INSTRUCTIONS TO FOLLOW:
Pull every line containing "name" from the data.

Data entries:
==================================================

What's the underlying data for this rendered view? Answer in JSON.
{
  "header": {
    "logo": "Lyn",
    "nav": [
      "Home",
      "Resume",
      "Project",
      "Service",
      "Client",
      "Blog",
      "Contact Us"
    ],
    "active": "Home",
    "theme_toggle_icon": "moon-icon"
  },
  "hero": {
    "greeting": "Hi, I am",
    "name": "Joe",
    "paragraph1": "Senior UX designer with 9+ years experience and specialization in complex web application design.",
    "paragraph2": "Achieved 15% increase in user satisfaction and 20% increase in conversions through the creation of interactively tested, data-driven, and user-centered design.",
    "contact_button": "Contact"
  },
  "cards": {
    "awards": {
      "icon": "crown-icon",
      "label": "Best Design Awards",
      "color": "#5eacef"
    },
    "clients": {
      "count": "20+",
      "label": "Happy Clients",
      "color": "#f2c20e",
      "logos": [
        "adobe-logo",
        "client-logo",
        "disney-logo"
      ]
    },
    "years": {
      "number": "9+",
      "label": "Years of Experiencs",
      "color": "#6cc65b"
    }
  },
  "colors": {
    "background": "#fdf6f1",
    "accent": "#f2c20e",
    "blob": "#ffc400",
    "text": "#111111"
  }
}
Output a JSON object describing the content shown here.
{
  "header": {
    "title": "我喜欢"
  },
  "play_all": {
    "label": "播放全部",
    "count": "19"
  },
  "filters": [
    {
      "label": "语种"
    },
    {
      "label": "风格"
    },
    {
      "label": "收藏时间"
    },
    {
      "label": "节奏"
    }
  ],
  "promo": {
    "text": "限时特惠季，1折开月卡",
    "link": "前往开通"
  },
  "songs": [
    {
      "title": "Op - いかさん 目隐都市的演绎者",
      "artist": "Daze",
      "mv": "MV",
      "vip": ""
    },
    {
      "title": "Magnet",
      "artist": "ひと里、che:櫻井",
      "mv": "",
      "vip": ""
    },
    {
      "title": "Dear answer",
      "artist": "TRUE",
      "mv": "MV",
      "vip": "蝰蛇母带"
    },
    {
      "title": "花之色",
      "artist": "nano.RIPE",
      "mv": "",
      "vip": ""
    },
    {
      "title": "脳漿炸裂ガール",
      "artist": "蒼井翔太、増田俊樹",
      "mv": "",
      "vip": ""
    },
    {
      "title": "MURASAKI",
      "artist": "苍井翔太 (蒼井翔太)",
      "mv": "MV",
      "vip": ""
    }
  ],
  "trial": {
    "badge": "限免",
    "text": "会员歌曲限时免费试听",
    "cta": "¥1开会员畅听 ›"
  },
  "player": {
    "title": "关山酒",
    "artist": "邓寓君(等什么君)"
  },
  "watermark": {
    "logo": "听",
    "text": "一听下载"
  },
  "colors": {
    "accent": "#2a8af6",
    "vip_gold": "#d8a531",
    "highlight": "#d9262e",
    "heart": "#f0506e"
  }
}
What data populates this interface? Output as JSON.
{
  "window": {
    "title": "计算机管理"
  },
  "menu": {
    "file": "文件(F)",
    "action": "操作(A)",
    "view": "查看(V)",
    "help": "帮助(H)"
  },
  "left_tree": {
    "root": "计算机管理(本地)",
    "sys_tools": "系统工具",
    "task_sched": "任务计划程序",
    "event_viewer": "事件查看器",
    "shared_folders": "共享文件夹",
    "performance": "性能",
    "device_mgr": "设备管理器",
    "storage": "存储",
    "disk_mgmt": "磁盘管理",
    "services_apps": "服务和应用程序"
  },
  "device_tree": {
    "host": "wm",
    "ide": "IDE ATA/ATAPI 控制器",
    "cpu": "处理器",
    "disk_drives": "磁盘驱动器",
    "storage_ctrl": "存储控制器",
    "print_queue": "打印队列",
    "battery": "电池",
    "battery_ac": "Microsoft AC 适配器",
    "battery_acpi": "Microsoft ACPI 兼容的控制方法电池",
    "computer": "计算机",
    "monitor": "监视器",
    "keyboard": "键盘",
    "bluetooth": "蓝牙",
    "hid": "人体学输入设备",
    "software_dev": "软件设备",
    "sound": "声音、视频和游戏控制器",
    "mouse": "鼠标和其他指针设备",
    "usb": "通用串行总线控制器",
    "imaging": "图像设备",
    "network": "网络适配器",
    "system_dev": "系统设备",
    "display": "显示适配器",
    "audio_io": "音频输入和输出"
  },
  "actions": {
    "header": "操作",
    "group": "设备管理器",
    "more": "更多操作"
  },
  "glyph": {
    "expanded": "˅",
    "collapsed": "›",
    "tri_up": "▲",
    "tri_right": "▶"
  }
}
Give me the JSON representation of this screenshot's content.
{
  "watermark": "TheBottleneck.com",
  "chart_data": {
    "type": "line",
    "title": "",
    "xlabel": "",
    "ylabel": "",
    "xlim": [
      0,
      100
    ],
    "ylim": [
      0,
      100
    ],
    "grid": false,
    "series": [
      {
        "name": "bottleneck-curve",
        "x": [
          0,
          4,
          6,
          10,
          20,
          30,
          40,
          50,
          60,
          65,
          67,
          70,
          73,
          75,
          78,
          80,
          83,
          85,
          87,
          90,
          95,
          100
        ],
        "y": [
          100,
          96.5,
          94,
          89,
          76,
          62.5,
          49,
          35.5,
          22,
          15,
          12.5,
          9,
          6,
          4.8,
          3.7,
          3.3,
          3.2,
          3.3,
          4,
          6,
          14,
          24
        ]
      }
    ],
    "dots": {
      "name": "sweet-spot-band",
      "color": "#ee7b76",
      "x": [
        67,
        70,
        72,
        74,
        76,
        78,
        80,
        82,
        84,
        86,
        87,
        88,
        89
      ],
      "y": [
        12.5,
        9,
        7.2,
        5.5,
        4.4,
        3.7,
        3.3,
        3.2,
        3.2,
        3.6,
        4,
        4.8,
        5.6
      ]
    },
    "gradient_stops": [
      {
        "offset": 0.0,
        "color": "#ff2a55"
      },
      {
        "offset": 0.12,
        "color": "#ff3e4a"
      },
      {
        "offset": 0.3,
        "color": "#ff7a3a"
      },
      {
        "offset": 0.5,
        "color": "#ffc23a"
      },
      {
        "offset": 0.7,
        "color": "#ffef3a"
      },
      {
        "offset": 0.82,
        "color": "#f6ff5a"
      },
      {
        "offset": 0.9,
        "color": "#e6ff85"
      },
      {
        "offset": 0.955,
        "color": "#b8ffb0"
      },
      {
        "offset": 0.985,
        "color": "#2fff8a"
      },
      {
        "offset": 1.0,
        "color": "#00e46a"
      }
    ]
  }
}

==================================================

WRITTEN SOLUTION:
    "name": "Joe",
        "name": "bottleneck-curve",
      "name": "sweet-spot-band",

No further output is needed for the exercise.